April 6, 2017. By Mark Barry:
After hitting $26/barrel last February, the price of oil has recovered, with WTI Crude trading near $51/barrel as of this writing. However, energy markets have seen some volatility in 2017 thus far, and it seems appropriate to briefly take stock of where things stand.
As you may be aware, the rapid increase in US oil and natural gas production from shale formations over the last several years has dramatically changed the dynamics of the global energy markets. Previously, overall US production was in decline and OPEC viably controlled energy prices – this is no longer the case. While OPEC still exerts a large degree of influence over prices, they are challenged in that any action to curb supply will result in ceding market share to US producers, who have emerged as the swing producers in global energy markets.
Despite the OPEC agreement last November to cut oil production (which received much attention at the time), oil has had a rough start to 2017, with the price falling almost 10% at one point. A number of different factors weighed on prices, including:
- Concern over US inventory builds after government data showed a jump in domestic crude supplies
- An EIA (US Energy Information Administration) report in which they raised forecasts for US production growth
- Questions regarding the extent of compliance with respect to the OPEC production cut
- The likeliness Saudi Arabia would agree to extend OPEC production cuts into the second half of 2017
However, the end of the refinery maintenance season in the US, coupled with a reduction in oil imports should see some of the concerns over the increase in US supplies alleviate, as inventories draw down.
Lower Oil Imports, Rising Refinery Demand Likely to Draw Down US Inventories

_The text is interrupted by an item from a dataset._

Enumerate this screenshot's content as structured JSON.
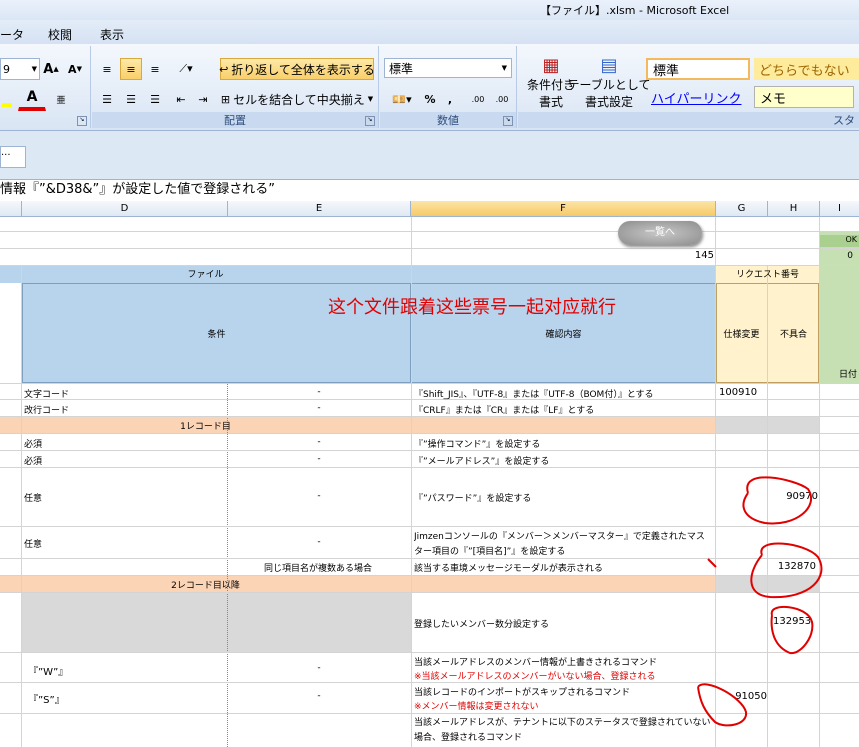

(Source: Goldman Sachs Asset Management, Bloomberg. As of March 2017. Left chart is showing a five-week moving average.)
OPEC remains a wild card, but compliance was 94% in February per a recent committee meeting, which is positive given the extent of cheating during past production cuts. They also stated that they would evaluate the possibility for an extension of production cuts during their April meeting.
While this would provide support for oil prices at their current levels, it is unlikely that prices move sharply higher in the foreseeable future, barring any major geopolitical events. The cost of shale production in the US has continued to come down as technology and efficiency improves, and it is very easy to bring a shale well online/offline as opposed to say a deep sea oil rig. Thus, while oil prices may trade in the $45 – $60 a barrel range, as the price increases above $50, supply (from US shale producers) will likely respond rapidly, which should limit any material upward price movement in 2017.